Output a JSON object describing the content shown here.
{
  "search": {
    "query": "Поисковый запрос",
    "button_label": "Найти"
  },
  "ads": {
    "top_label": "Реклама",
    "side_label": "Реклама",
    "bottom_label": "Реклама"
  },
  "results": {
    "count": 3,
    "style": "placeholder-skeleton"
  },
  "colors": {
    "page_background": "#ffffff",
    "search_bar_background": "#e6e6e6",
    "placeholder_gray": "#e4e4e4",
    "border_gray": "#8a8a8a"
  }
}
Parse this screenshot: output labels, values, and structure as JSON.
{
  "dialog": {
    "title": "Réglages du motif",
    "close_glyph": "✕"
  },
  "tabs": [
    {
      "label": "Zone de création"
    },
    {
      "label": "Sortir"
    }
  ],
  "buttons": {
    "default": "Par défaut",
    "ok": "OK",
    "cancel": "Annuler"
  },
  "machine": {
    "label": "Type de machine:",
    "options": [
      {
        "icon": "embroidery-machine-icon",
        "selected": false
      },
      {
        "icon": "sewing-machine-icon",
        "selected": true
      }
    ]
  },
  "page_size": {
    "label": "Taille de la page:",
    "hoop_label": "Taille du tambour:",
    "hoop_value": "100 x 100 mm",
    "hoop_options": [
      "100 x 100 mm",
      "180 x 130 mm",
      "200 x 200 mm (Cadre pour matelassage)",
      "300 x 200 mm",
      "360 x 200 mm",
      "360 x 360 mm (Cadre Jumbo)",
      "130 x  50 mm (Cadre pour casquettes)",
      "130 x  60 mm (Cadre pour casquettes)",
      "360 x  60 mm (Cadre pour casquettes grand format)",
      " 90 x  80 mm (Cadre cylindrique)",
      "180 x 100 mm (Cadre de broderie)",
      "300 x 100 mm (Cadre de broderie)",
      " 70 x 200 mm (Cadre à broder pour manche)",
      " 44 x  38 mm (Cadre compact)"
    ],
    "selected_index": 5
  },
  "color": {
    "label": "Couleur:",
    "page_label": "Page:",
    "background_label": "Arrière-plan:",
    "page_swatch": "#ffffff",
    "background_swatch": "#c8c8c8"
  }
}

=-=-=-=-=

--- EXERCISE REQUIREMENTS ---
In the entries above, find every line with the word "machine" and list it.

--- ANSWER ---
  "machine": {
    "label": "Type de machine:",
        "icon": "embroidery-machine-icon",
        "icon": "sewing-machine-icon",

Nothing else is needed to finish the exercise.